- _Assignment_: Your answer should repeat every record verbatim.

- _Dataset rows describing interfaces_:
----
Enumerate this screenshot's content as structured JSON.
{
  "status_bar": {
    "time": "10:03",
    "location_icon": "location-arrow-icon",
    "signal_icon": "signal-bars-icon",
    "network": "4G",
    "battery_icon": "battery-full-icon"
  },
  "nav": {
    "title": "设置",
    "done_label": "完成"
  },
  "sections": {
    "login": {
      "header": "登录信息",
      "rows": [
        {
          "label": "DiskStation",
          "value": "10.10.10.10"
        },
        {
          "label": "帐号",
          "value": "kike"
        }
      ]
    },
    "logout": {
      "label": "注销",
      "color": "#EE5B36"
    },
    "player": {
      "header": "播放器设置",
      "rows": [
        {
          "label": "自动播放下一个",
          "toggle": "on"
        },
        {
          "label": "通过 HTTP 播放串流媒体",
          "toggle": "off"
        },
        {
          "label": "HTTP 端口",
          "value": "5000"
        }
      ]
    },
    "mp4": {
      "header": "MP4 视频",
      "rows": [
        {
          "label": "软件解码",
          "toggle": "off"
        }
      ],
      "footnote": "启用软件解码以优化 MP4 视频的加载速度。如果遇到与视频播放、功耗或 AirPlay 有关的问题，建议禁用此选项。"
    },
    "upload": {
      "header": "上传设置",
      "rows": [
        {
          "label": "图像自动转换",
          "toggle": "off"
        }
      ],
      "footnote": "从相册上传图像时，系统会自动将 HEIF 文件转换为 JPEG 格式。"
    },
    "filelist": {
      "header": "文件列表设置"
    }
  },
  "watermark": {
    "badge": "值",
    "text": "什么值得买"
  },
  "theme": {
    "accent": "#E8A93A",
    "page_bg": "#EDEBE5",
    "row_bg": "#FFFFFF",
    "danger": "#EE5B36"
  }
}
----
- _Solved problem_:
Enumerate this screenshot's content as structured JSON.
{
  "status_bar": {
    "time": "10:03",
    "location_icon": "location-arrow-icon",
    "signal_icon": "signal-bars-icon",
    "network": "4G",
    "battery_icon": "battery-full-icon"
  },
  "nav": {
    "title": "设置",
    "done_label": "完成"
  },
  "sections": {
    "login": {
      "header": "登录信息",
      "rows": [
        {
          "label": "DiskStation",
          "value": "10.10.10.10"
        },
        {
          "label": "帐号",
          "value": "kike"
        }
      ]
    },
    "logout": {
      "label": "注销",
      "color": "#EE5B36"
    },
    "player": {
      "header": "播放器设置",
      "rows": [
        {
          "label": "自动播放下一个",
          "toggle": "on"
        },
        {
          "label": "通过 HTTP 播放串流媒体",
          "toggle": "off"
        },
        {
          "label": "HTTP 端口",
          "value": "5000"
        }
      ]
    },
    "mp4": {
      "header": "MP4 视频",
      "rows": [
        {
          "label": "软件解码",
          "toggle": "off"
        }
      ],
      "footnote": "启用软件解码以优化 MP4 视频的加载速度。如果遇到与视频播放、功耗或 AirPlay 有关的问题，建议禁用此选项。"
    },
    "upload": {
      "header": "上传设置",
      "rows": [
        {
          "label": "图像自动转换",
          "toggle": "off"
        }
      ],
      "footnote": "从相册上传图像时，系统会自动将 HEIF 文件转换为 JPEG 格式。"
    },
    "filelist": {
      "header": "文件列表设置"
    }
  },
  "watermark": {
    "badge": "值",
    "text": "什么值得买"
  },
  "theme": {
    "accent": "#E8A93A",
    "page_bg": "#EDEBE5",
    "row_bg": "#FFFFFF",
    "danger": "#EE5B36"
  }
}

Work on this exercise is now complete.